**About this task**
Within the records below, filter for lines carrying the word "YORUNAVI" and copy them.
===== Data records
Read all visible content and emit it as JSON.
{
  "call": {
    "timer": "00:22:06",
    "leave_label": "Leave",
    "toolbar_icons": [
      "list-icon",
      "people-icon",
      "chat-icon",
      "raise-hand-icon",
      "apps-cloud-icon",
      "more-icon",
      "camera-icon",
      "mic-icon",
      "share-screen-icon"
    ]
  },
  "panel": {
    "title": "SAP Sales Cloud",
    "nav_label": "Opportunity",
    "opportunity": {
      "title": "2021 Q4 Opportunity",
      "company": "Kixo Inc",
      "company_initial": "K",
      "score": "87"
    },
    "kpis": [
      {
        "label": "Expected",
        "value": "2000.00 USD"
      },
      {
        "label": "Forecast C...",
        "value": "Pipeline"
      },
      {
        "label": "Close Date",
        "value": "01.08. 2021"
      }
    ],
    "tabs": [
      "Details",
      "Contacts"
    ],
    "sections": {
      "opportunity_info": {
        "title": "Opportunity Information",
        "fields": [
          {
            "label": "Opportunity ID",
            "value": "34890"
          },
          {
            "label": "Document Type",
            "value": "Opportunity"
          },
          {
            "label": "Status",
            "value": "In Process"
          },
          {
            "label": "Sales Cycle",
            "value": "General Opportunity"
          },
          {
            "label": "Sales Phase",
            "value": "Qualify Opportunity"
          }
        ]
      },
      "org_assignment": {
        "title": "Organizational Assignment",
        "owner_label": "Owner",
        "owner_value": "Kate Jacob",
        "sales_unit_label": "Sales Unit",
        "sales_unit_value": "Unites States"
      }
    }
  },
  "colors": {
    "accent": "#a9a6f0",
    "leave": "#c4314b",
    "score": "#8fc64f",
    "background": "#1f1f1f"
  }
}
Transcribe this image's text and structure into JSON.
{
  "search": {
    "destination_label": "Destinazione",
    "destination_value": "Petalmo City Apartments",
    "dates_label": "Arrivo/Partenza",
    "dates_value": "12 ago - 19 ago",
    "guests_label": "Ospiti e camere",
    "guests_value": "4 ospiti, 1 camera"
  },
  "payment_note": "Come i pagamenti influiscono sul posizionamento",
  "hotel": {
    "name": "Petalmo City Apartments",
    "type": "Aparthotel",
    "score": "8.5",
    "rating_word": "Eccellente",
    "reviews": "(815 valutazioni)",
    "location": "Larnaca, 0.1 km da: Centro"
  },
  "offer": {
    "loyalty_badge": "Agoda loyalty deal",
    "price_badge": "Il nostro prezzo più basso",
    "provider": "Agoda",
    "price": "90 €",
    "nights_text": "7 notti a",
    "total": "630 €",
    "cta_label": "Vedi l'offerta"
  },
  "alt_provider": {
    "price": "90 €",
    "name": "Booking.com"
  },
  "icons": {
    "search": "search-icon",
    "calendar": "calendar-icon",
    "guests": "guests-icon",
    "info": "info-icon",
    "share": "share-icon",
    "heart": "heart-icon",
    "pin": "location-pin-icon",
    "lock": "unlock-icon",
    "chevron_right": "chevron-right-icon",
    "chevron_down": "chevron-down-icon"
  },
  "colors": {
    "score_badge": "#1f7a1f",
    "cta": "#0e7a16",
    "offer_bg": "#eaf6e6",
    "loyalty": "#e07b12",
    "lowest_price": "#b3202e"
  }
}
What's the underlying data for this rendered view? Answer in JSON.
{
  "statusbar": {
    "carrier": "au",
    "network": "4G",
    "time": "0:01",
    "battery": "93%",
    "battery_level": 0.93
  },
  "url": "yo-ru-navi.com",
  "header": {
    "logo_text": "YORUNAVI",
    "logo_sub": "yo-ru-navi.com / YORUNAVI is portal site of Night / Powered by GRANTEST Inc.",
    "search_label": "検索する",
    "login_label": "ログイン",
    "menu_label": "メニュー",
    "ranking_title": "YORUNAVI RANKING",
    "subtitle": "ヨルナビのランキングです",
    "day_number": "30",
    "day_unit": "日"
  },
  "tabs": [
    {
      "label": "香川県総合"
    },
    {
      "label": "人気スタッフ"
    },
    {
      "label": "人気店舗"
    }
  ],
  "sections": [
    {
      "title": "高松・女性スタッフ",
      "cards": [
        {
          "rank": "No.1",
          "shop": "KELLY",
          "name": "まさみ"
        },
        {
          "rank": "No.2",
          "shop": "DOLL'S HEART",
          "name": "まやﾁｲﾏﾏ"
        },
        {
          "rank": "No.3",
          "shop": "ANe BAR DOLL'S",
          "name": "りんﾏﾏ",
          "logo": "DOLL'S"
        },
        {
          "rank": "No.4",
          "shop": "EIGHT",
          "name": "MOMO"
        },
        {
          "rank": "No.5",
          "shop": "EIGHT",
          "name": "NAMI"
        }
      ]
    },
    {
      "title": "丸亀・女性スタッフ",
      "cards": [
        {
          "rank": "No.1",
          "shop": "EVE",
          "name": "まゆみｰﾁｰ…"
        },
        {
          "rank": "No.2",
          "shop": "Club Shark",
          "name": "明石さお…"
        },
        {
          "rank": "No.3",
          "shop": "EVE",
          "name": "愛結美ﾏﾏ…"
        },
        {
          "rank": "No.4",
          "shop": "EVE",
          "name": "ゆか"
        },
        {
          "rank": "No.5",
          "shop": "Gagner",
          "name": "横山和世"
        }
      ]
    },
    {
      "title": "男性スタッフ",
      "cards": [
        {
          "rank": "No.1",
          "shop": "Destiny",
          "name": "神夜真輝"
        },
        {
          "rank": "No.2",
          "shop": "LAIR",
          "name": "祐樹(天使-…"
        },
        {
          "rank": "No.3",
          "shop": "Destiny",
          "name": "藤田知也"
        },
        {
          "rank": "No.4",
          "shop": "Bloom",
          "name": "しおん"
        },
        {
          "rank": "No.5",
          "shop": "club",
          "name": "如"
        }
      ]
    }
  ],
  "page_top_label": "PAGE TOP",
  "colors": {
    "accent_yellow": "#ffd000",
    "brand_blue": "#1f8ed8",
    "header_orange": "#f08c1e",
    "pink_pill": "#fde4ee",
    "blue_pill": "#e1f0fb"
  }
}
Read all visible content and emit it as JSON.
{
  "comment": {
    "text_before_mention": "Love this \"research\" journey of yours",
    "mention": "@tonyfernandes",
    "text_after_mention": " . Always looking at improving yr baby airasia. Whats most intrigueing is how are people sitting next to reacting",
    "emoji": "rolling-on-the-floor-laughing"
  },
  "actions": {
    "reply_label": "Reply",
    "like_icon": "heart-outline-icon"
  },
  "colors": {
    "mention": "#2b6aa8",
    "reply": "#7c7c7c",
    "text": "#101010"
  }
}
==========
**Task answer**
    "logo_text": "YORUNAVI",
    "logo_sub": "yo-ru-navi.com / YORUNAVI is portal site of Night / Powered by GRANTEST Inc.",
    "ranking_title": "YORUNAVI RANKING",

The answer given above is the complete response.